**What needs to be done:** Each record must be copied in full and unchanged; any image it holds is excluded.

Stored items:
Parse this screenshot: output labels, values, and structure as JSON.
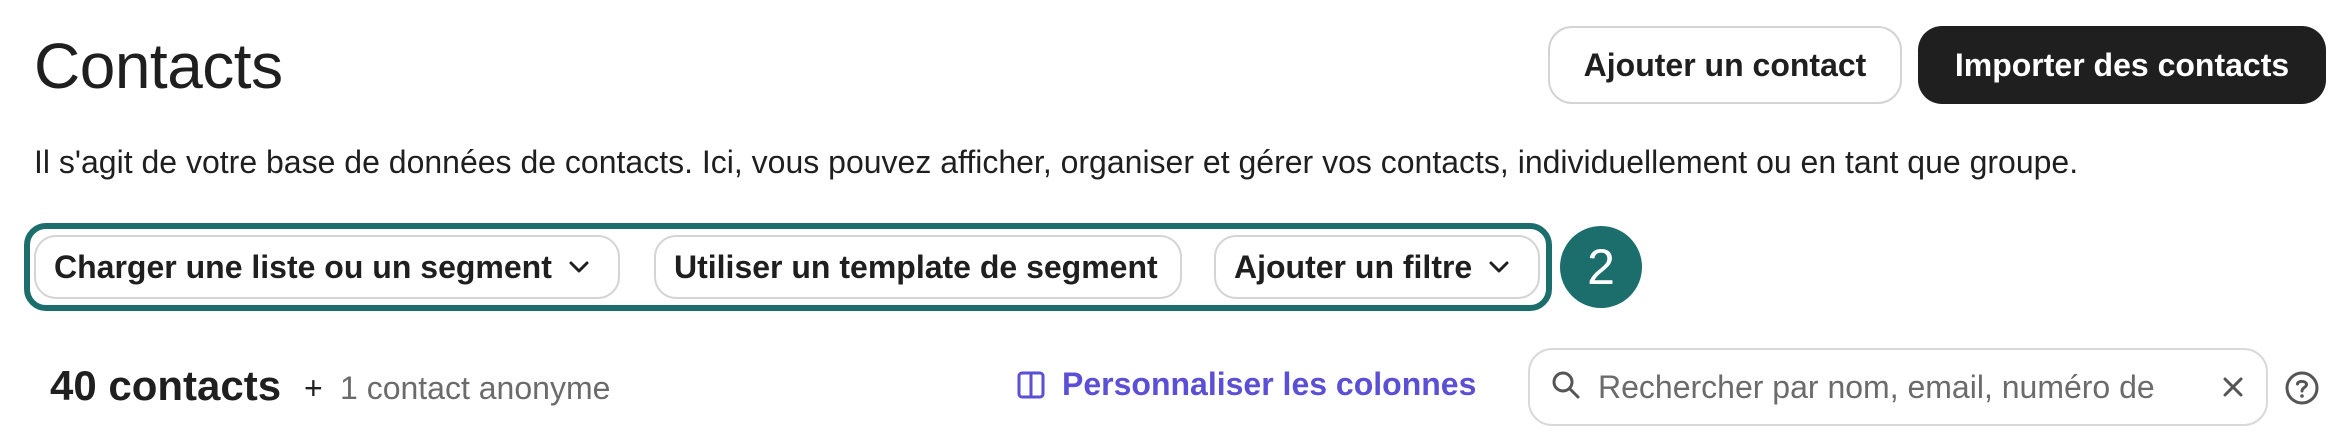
{
  "header": {
    "title": "Contacts",
    "add_contact_label": "Ajouter un contact",
    "import_contacts_label": "Importer des contacts"
  },
  "description": "Il s'agit de votre base de données de contacts. Ici, vous pouvez afficher, organiser et gérer vos contacts, individuellement ou en tant que groupe.",
  "filters": {
    "load_list_label": "Charger une liste ou un segment",
    "segment_template_label": "Utiliser un template de segment",
    "add_filter_label": "Ajouter un filtre",
    "step_number": "2"
  },
  "summary": {
    "count_label": "40 contacts",
    "plus": "+",
    "anonymous_label": "1 contact anonyme"
  },
  "toolbar": {
    "customize_columns_label": "Personnaliser les colonnes",
    "search_placeholder": "Rechercher par nom, email, numéro de",
    "search_value": ""
  },
  "icons": {
    "chevron": "chevron-down-icon",
    "columns": "columns-icon",
    "search": "search-icon",
    "clear": "close-icon",
    "help": "help-icon"
  },
  "colors": {
    "primary_dark": "#1f1f1f",
    "accent_teal": "#1b6e6c",
    "link_purple": "#5b4fd6",
    "muted_text": "#6b6b6b"
  }
}
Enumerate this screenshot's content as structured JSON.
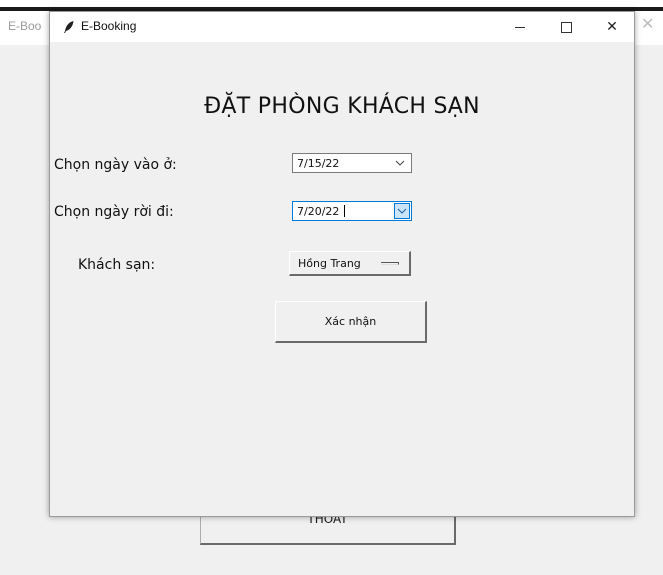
{
  "background_window": {
    "title": "E-Boo",
    "close_glyph": "✕",
    "exit_button_label": "THOÁT"
  },
  "window": {
    "title": "E-Booking",
    "icon": "feather-icon",
    "controls": {
      "minimize_glyph": "—",
      "close_glyph": "✕"
    }
  },
  "form": {
    "heading": "ĐẶT PHÒNG KHÁCH SẠN",
    "checkin_label": "Chọn ngày vào ở:",
    "checkin_value": "7/15/22",
    "checkout_label": "Chọn ngày rời đi:",
    "checkout_value": "7/20/22",
    "hotel_label": "Khách sạn:",
    "hotel_value": "Hồng Trang",
    "confirm_label": "Xác nhận"
  },
  "colors": {
    "window_bg": "#f0f0f0",
    "titlebar_bg": "#ffffff",
    "focus_accent": "#0078d7"
  }
}
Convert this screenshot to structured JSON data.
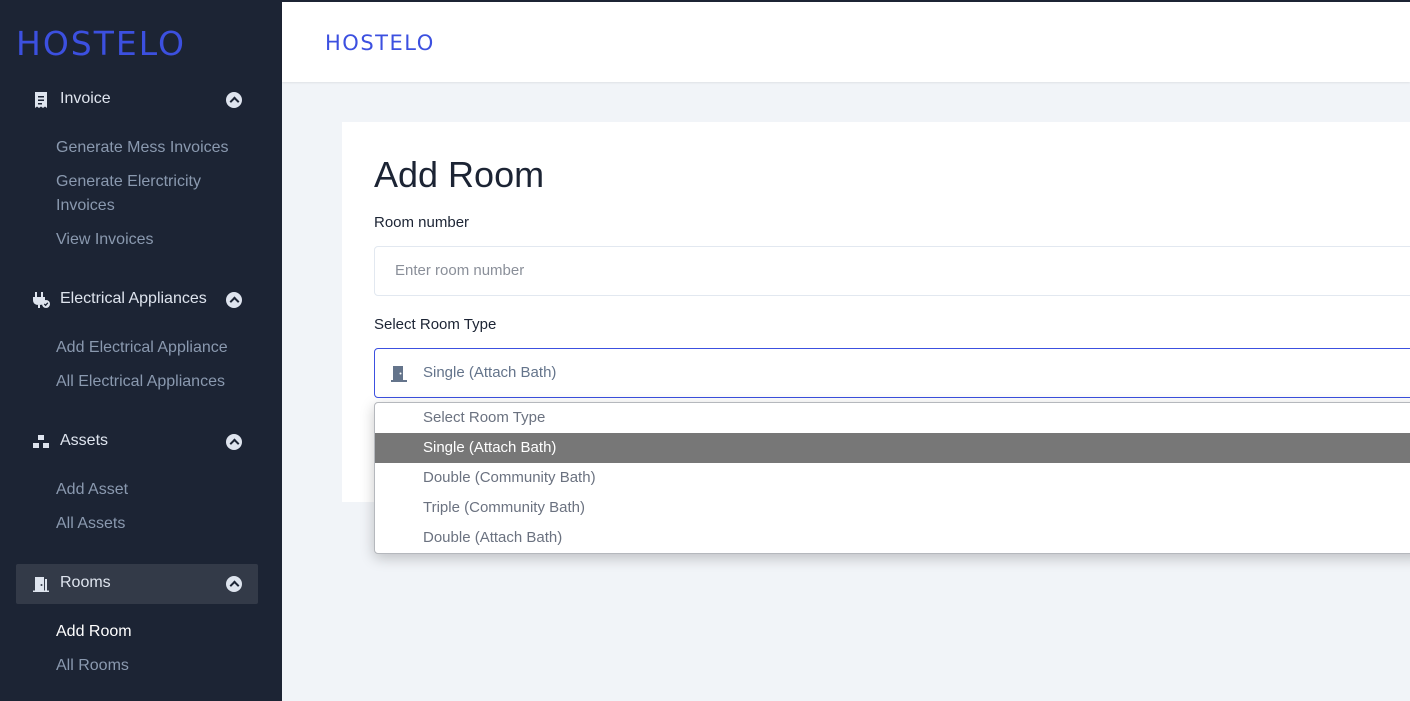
{
  "brand": {
    "name": "HOSTELO",
    "color": "#3c50e0"
  },
  "sidebar": {
    "groups": [
      {
        "label": "Invoice",
        "icon": "receipt-icon",
        "items": [
          "Generate Mess Invoices",
          "Generate Elerctricity Invoices",
          "View Invoices"
        ]
      },
      {
        "label": "Electrical Appliances",
        "icon": "plug-icon",
        "items": [
          "Add Electrical Appliance",
          "All Electrical Appliances"
        ]
      },
      {
        "label": "Assets",
        "icon": "boxes-icon",
        "items": [
          "Add Asset",
          "All Assets"
        ]
      },
      {
        "label": "Rooms",
        "icon": "door-icon",
        "items": [
          "Add Room",
          "All Rooms"
        ],
        "active": true
      }
    ],
    "active_item": "Add Room"
  },
  "form": {
    "title": "Add Room",
    "room_number_label": "Room number",
    "room_number_placeholder": "Enter room number",
    "room_type_label": "Select Room Type",
    "room_type_value": "Single (Attach Bath)",
    "room_type_options": [
      "Select Room Type",
      "Single (Attach Bath)",
      "Double (Community Bath)",
      "Triple (Community Bath)",
      "Double (Attach Bath)"
    ],
    "highlighted_option": "Single (Attach Bath)"
  },
  "colors": {
    "sidebar_bg": "#1c2434",
    "active_group_bg": "#333a48",
    "accent": "#3c50e0",
    "highlight": "#777777"
  }
}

**Solved exercise:**
Parse this screenshot: output labels, values, and structure as JSON.
{
  "header": {
    "title": "Contacts",
    "add_contact_label": "Ajouter un contact",
    "import_contacts_label": "Importer des contacts"
  },
  "description": "Il s'agit de votre base de données de contacts. Ici, vous pouvez afficher, organiser et gérer vos contacts, individuellement ou en tant que groupe.",
  "filters": {
    "load_list_label": "Charger une liste ou un segment",
    "segment_template_label": "Utiliser un template de segment",
    "add_filter_label": "Ajouter un filtre",
    "step_number": "2"
  },
  "summary": {
    "count_label": "40 contacts",
    "plus": "+",
    "anonymous_label": "1 contact anonyme"
  },
  "toolbar": {
    "customize_columns_label": "Personnaliser les colonnes",
    "search_placeholder": "Rechercher par nom, email, numéro de",
    "search_value": ""
  },
  "icons": {
    "chevron": "chevron-down-icon",
    "columns": "columns-icon",
    "search": "search-icon",
    "clear": "close-icon",
    "help": "help-icon"
  },
  "colors": {
    "primary_dark": "#1f1f1f",
    "accent_teal": "#1b6e6c",
    "link_purple": "#5b4fd6",
    "muted_text": "#6b6b6b"
  }
}
Enumerate this screenshot's content as structured JSON.
{
  "background_window": {
    "title": "E-Boo",
    "close_glyph": "✕",
    "exit_button_label": "THOÁT"
  },
  "window": {
    "title": "E-Booking",
    "icon": "feather-icon",
    "controls": {
      "minimize_glyph": "—",
      "close_glyph": "✕"
    }
  },
  "form": {
    "heading": "ĐẶT PHÒNG KHÁCH SẠN",
    "checkin_label": "Chọn ngày vào ở:",
    "checkin_value": "7/15/22",
    "checkout_label": "Chọn ngày rời đi:",
    "checkout_value": "7/20/22",
    "hotel_label": "Khách sạn:",
    "hotel_value": "Hồng Trang",
    "confirm_label": "Xác nhận"
  },
  "colors": {
    "window_bg": "#f0f0f0",
    "titlebar_bg": "#ffffff",
    "focus_accent": "#0078d7"
  }
}
Convert this screenshot to structured JSON data.
{
  "brand": {
    "name": "HOSTELO",
    "color": "#3c50e0"
  },
  "sidebar": {
    "groups": [
      {
        "label": "Invoice",
        "icon": "receipt-icon",
        "items": [
          "Generate Mess Invoices",
          "Generate Elerctricity Invoices",
          "View Invoices"
        ]
      },
      {
        "label": "Electrical Appliances",
        "icon": "plug-icon",
        "items": [
          "Add Electrical Appliance",
          "All Electrical Appliances"
        ]
      },
      {
        "label": "Assets",
        "icon": "boxes-icon",
        "items": [
          "Add Asset",
          "All Assets"
        ]
      },
      {
        "label": "Rooms",
        "icon": "door-icon",
        "items": [
          "Add Room",
          "All Rooms"
        ],
        "active": true
      }
    ],
    "active_item": "Add Room"
  },
  "form": {
    "title": "Add Room",
    "room_number_label": "Room number",
    "room_number_placeholder": "Enter room number",
    "room_type_label": "Select Room Type",
    "room_type_value": "Single (Attach Bath)",
    "room_type_options": [
      "Select Room Type",
      "Single (Attach Bath)",
      "Double (Community Bath)",
      "Triple (Community Bath)",
      "Double (Attach Bath)"
    ],
    "highlighted_option": "Single (Attach Bath)"
  },
  "colors": {
    "sidebar_bg": "#1c2434",
    "active_group_bg": "#333a48",
    "accent": "#3c50e0",
    "highlight": "#777777"
  }
}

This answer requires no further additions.